Now comes the trickiest part of washing clothes in a washing machine. Having checked your care labels, set the temperature of your washing machine to match. Dark colours are usually washed in colder water (this can be as low as 15 degrees if your fabric is woollen, but it’s usually around 40) and light colours are washed in warmer water (up to 60 degrees for cotton garments). This is the most essential step to get right, as washing at too high a temperature can warp or shrink your clothes.
Choosing the right size load is relatively easy. Machines usually have three load options: small, medium, and large. The load setting should be chosen according to the amount of clothing you’re planning on washing – selecting the right one will save energy. Remember that even a large load setting won’t work well if you’re over-stuffing your machine, so ensure that there is always enough room in the drum for your clothes to move around.
Finally, the spin cycle should be chosen according to how robust your fabric is. Most machines have ‘Hand-wash’ ‘Delicates’ or ‘Woollen’ settings for fragile fabrics – it’s particularly important that you use them when washing your underwear, woollen garments, and anything with a great deal of beading or sequins. Other fabrics can take a faster spin cycle, which will also help drain excess moisture from your clothes.
Deciding how long to wash clothes in a washing machine
Setting the right wash cycle depends on your needs and the material at hand. Quick-wash cycles are perfect if you’re in a rush, but this setting should only really be used for clothes that do not need a thorough wash. Normal cycles can be used on most materials, and leave your clothes fresh. Some machines also have a pre-soak setting to help you shift stubborn stains.
The amount of detergent you use to wash clothes in a washing machine depends on the size of the load, the hardness of the water in your area, and on your detergent – check the label. Most detergents, like OMO, explain how much should be used. A fabric softener, such as COMFORT, is a great way to give clothes a little extra fragrance and a pleasant feel. Just follow the directions on the label, and also check the care label on your garment to make sure that fabric softener is appropriate for the material.. Pour your detergent into the drawer indicated by the instructions that come with your washing machine.
Drying after washing clothes in a washing machine
Drying the washed clothes will depend on the material of the garment. Check the care label to find out if the garment can be washed in a tumble dryer. Some clothes may need to be laid out flat, or reshaped when damp. This information will all be on the care label.
By following the above steps, you’ll be able to wash clothes in a washing machine easily, with your clothes coming out of the machine smelling fresh and looking stain-free. So sort out your piles, and set the correct cycle – from now on, your laundry woes are in the past!

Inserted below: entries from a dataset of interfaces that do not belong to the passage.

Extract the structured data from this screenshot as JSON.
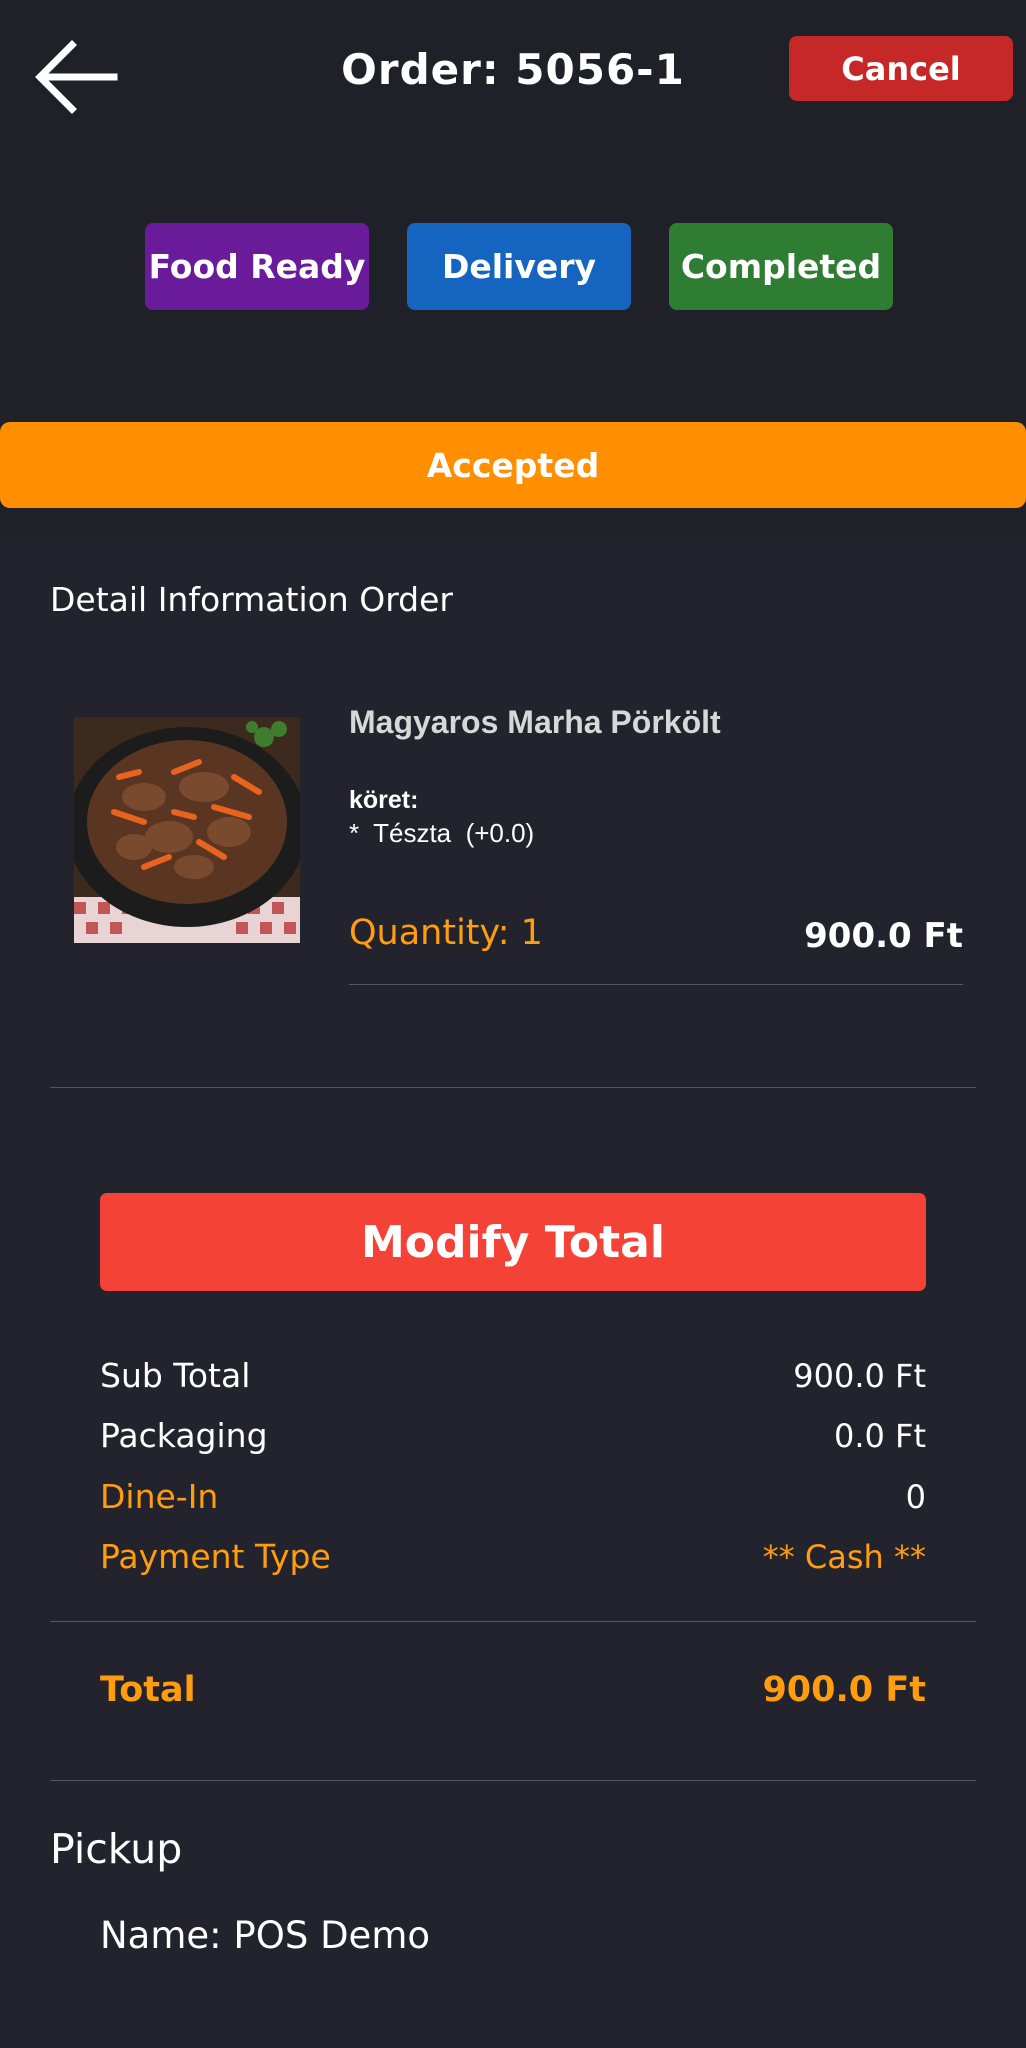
{
  "header": {
    "title": "Order:  5056-1",
    "cancel_label": "Cancel",
    "back_icon": "arrow-left-icon"
  },
  "status_buttons": [
    {
      "label": "Food Ready",
      "color": "#6a1b9a"
    },
    {
      "label": "Delivery",
      "color": "#1565c0"
    },
    {
      "label": "Completed",
      "color": "#2e7d32"
    }
  ],
  "current_status": {
    "label": "Accepted",
    "color": "#ff8f00"
  },
  "detail": {
    "heading": "Detail Information Order",
    "item": {
      "name": "Magyaros Marha Pörkölt",
      "option_group": "köret:",
      "option": "*  Tészta  (+0.0)",
      "quantity": "Quantity: 1",
      "price": "900.0 Ft"
    }
  },
  "modify_total_label": "Modify Total",
  "summary": {
    "subtotal_label": "Sub Total",
    "subtotal_value": "900.0 Ft",
    "packaging_label": "Packaging",
    "packaging_value": "0.0 Ft",
    "dinein_label": "Dine-In",
    "dinein_value": "0",
    "payment_label": "Payment Type",
    "payment_value": "** Cash **",
    "total_label": "Total",
    "total_value": "900.0 Ft"
  },
  "pickup": {
    "title": "Pickup",
    "name": "Name: POS Demo"
  },
  "colors": {
    "background": "#22232c",
    "accent_orange": "#ff9d0f",
    "modify_red": "#f44336",
    "cancel_red": "#c62828"
  }
}
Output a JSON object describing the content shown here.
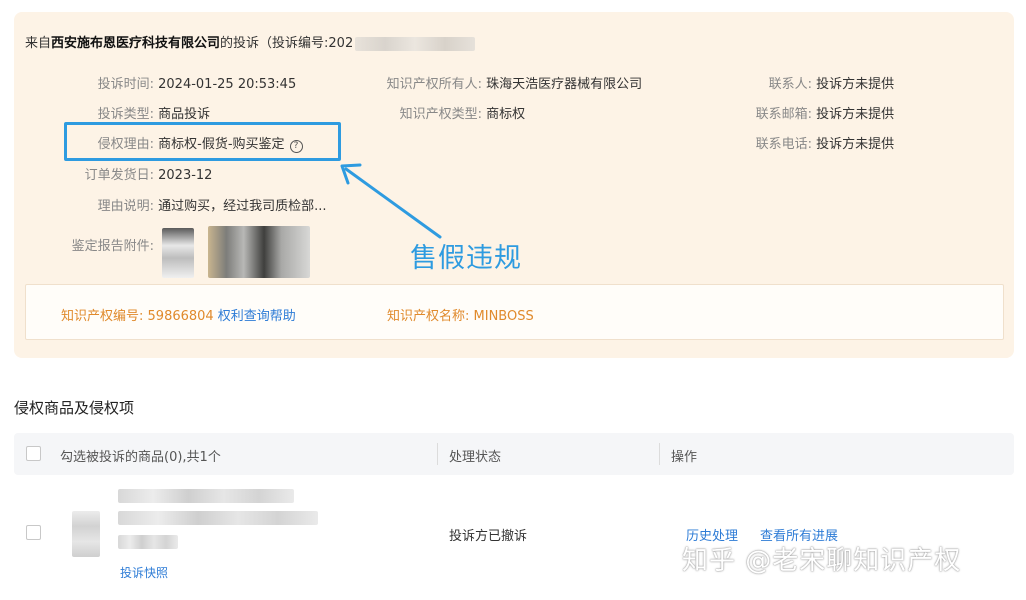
{
  "complaint": {
    "prefix": "来自",
    "company": "西安施布恩医疗科技有限公司",
    "suffix": "的投诉（投诉编号:202",
    "fields_left": [
      {
        "label": "投诉时间:",
        "value": "2024-01-25 20:53:45"
      },
      {
        "label": "投诉类型:",
        "value": "商品投诉"
      },
      {
        "label": "侵权理由:",
        "value": "商标权-假货-购买鉴定"
      },
      {
        "label": "订单发货日:",
        "value": "2023-12"
      },
      {
        "label": "理由说明:",
        "value": "通过购买，经过我司质检部..."
      },
      {
        "label": "鉴定报告附件:",
        "value": ""
      }
    ],
    "fields_mid": [
      {
        "label": "知识产权所有人:",
        "value": "珠海天浩医疗器械有限公司"
      },
      {
        "label": "知识产权类型:",
        "value": "商标权"
      }
    ],
    "fields_right": [
      {
        "label": "联系人:",
        "value": "投诉方未提供"
      },
      {
        "label": "联系邮箱:",
        "value": "投诉方未提供"
      },
      {
        "label": "联系电话:",
        "value": "投诉方未提供"
      }
    ],
    "help_icon": "question-circle-icon",
    "annotation": "售假违规"
  },
  "ip_info": {
    "number_label": "知识产权编号:",
    "number_value": "59866804",
    "query_link": "权利查询帮助",
    "name_label": "知识产权名称:",
    "name_value": "MINBOSS"
  },
  "section": {
    "title": "侵权商品及侵权项"
  },
  "table": {
    "headers": [
      "勾选被投诉的商品(0),共1个",
      "处理状态",
      "操作"
    ],
    "rows": [
      {
        "snapshot_link": "投诉快照",
        "status": "投诉方已撤诉",
        "actions": [
          "历史处理",
          "查看所有进展"
        ]
      }
    ]
  },
  "watermark": "知乎 @老宋聊知识产权",
  "colors": {
    "card_bg": "#fdf3e6",
    "accent_orange": "#e08a2c",
    "link_blue": "#2e7cd6",
    "annotation_blue": "#2e9be0"
  }
}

Washing machines are an efficient and convenient way to manage your laundry, but not all fabrics can go in the machine. Always check the care label for new garments, and make sure you have a good handwashing detergent like Surf on hand for when you need it! You can find out more about handwashing clothes here.